More Health & Medicine News

Saturday, January 31, 2015

Featured Research

from universities, journals, and other organizations


Featured Videos

from AP, Reuters, AFP, and other news services

CDC: Get Vaccinated for Measles

CDC: Get Vaccinated for Measles

Reuters - US Online Video (Jan. 30, 2015) The CDC is urging people to get vaccinated for measles amid an outbreak that began at Disneyland and has now infected more than 90 people. Linda So reports. Video provided by Reuters
Powered by NewsLook.com
Obama To Outline New Plan For Personalized Medicine

Obama To Outline New Plan For Personalized Medicine

Newsy (Jan. 30, 2015) President Obama is expected to speak with drugmakers Friday about his Precision Medicine Initiative first introduced last week. Video provided by Newsy
Powered by NewsLook.com
NFL Concussions Down; Still on Parents' Minds

NFL Concussions Down; Still on Parents' Minds

AP (Jan. 30, 2015) The NFL announced this week that the number of game concussions dropped by a quarter over last season.
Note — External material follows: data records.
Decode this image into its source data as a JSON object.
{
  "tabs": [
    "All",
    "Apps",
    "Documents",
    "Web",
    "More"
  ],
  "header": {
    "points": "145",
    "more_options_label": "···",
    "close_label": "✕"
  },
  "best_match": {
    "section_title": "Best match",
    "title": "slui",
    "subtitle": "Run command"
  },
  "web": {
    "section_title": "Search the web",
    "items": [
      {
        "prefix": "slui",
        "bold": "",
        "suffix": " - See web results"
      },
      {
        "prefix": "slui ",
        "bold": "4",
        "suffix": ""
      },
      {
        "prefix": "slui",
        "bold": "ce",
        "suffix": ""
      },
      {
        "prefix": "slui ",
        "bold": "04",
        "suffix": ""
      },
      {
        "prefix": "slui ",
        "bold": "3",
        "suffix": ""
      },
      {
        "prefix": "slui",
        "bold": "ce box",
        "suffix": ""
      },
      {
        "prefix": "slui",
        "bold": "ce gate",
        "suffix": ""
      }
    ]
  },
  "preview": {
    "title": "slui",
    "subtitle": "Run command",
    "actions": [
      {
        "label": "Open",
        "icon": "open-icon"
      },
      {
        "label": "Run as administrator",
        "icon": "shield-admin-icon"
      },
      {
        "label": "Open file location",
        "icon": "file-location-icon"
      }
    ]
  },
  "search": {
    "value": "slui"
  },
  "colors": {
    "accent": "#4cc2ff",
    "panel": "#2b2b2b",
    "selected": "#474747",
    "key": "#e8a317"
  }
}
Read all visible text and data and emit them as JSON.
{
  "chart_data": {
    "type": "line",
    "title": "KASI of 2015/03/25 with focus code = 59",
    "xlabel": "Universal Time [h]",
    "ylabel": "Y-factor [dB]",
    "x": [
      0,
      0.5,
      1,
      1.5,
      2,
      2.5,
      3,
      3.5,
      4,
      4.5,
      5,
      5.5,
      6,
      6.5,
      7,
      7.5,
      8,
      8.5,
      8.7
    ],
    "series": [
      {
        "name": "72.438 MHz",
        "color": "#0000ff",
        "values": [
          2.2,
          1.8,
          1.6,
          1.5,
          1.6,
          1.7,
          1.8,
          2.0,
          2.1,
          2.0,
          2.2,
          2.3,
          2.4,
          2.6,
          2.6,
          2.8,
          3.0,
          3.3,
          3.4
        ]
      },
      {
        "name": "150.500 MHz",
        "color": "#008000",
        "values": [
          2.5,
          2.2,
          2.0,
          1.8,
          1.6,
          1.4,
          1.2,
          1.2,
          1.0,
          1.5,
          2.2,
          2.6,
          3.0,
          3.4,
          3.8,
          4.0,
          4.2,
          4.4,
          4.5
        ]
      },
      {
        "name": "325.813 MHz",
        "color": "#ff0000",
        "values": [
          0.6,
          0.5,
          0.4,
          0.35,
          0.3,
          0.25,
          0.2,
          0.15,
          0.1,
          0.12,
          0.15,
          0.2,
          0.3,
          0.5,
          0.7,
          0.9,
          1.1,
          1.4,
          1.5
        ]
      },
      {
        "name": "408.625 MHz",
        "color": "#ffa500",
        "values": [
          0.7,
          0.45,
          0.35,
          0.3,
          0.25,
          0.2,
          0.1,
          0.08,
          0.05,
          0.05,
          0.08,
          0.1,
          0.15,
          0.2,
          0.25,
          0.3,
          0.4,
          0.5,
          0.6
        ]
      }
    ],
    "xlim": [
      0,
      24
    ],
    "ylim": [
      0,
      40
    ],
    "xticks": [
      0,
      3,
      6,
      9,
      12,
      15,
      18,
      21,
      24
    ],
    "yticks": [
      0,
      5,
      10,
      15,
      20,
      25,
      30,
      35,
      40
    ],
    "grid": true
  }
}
Still, the dangers of the sport still weigh on players, and parents&apos; minds. (Jan. 30) Video provided by AP
Powered by NewsLook.com
U.S. Wants to Analyze DNA from 1 Million People

U.S. Wants to Analyze DNA from 1 Million People

Reuters - US Online Video (Jan. 30, 2015) The U.S. has proposed analyzing genetic information from more than 1 million American volunteers to learn how genetic variants affect health and disease. Rough Cut (no reporter narration). Video provided by Reuters
Powered by NewsLook.com

Search ScienceDaily

Number of stories in archives: 140,361

Find with keyword(s):
Enter a keyword or phrase to search ScienceDaily for related topics and research stories.

Save/Print:
Share:

Breaking News:

Strange & Offbeat Stories


Health & Medicine

Mind & Brain

Living & Well

In Other News

... from NewsDaily.com

Science News

Health News

Environment News

Technology News



Save/Print:
Share:

Free Subscriptions


Get the latest science news with ScienceDaily's free email newsletters, updated daily and weekly. Or view hourly updated newsfeeds in your RSS reader:

Get Social & Mobile


Keep up to date with the latest news from ScienceDaily via social networks and mobile apps:

Have Feedback?


Tell us what you think of ScienceDaily -- we welcome both positive and negative comments. Have any problems using the site? Questions?
Mobile: iPhone Android Web
Follow: Facebook Twitter Google+
Subscribe: RSS Feeds Email Newsletters
Latest Headlines Health & Medicine Mind & Brain Space & Time Matter & Energy Computers & Math Plants & Animals Earth & Climate Fossils & Ruins